If you find yourself in debt to your local authority then the following steps will usually be taken:
If you fall into arrears with your council tax then, in the first instance, you will be sent a reminder informing you that you have approximately 7 days to pay.
Final Notice to Pay
If you fail to catch up with your payments, then the next step your council will take is to remove your right to pay in instalments.
This means that your next reminder will be not just for the payment you missed, but for the entire remaining balance for the year.
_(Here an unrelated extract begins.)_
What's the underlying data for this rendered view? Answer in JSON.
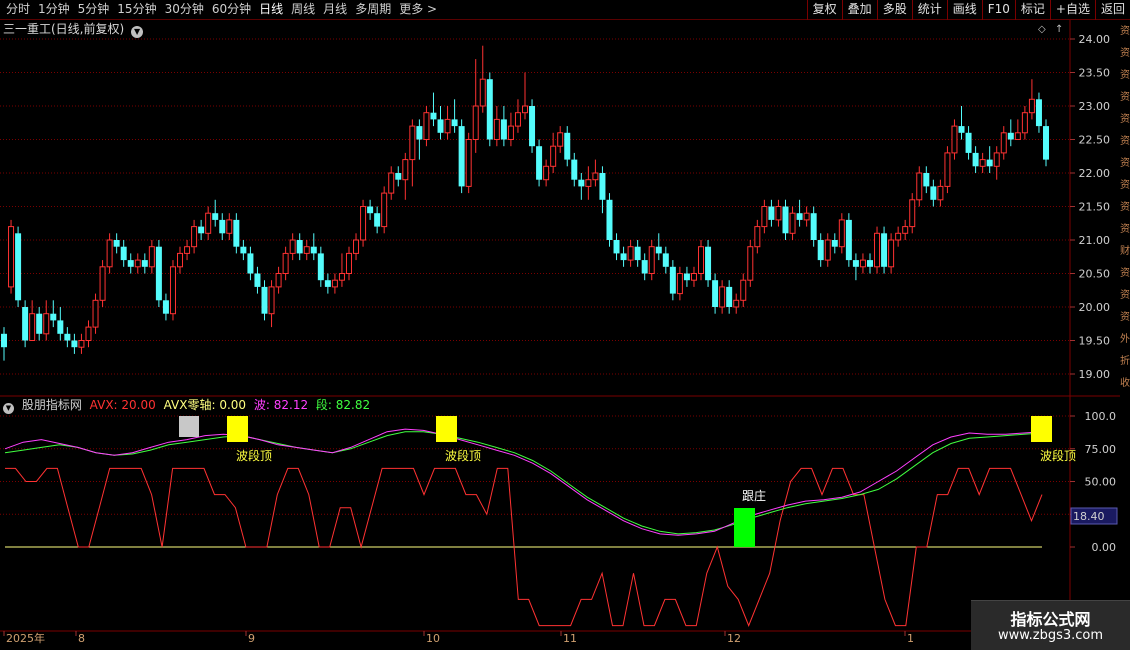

This will usually give you 14 days to pay.
At this stage, if you wish to continue paying in instalments, you would need to contact your local authority directly.
If, at this stage, you are still unable to pay your outstanding council tax, Then the local authority is able to apply for a summary warrant. This is a certificate that states the amount of debt you owe. It is issued by the Sheriff Court.
It is likely that the first you will learn of your local authority’s application for the Summary Warrant will be you receiving it in the post. The Council is not obliged to inform you of the application.
Once this Summary Warrant has been issued, you will no longer be required to pay the local authority, but instead any payments made will be straight to the Sheriff.
This process often incurs a 10% penalty fee which will be added to your overall debt.
Debt Repayment Plan
Once your Summary Warrant has been issued, you will have an opportunity to negotiate a repayment plan.
Advice on Charge for Payment
If you fail to come to an agreement for a Debt Repayment Plan, then the Sheriff Officer will ask you for the following details:
- Details of you current employer, including their name and address.
- Your National Insurance number.
- Your bank account details
- Details of any other indiviuals who are liable to pay council tax with you.
You will be given 14 days to provide this information. If you fail then you will be subject to a further fine, which will be applied to the overall debt.
Once the 14 day period has expired, the Sheriff Officer will have the right to recover the debt directly from your wages.
How Much of My Wages Can Be Taken?
Who Can Help Me With My Debt?
If you are struggling with your debt, then there are several options that may suit your circumstances. Contact us at TrustDeed4Me to find out how you could become debt free.
Trust Deed Guides and Information
Setting up a Trust Deed does incur some costs; however, you will not be expected to pay anything up front at the beginning of the arrangement and there will be no surprise costs at the end of the arrangement.
A Trust Deed is a debt solution where you agree with your creditors to pay all or part of your debts. This agreement is set up and managed by a Trustee, who will receive an agreed monthly payment from you and will divide it amongst your creditors.
Many kinds of debts can be included in a Trust Deed. They are limited to unsecured debts but by solving your unsecured debt problems, you may find paying any secured debt much easier.
Trust Deed FAQs
The main purpose of a Trust Deed is to take all of your unsecured debt, calculate how much of it can be paid within a 4 year period at an affordable rate and write off the remaining balance. Leaving you debt free.Read More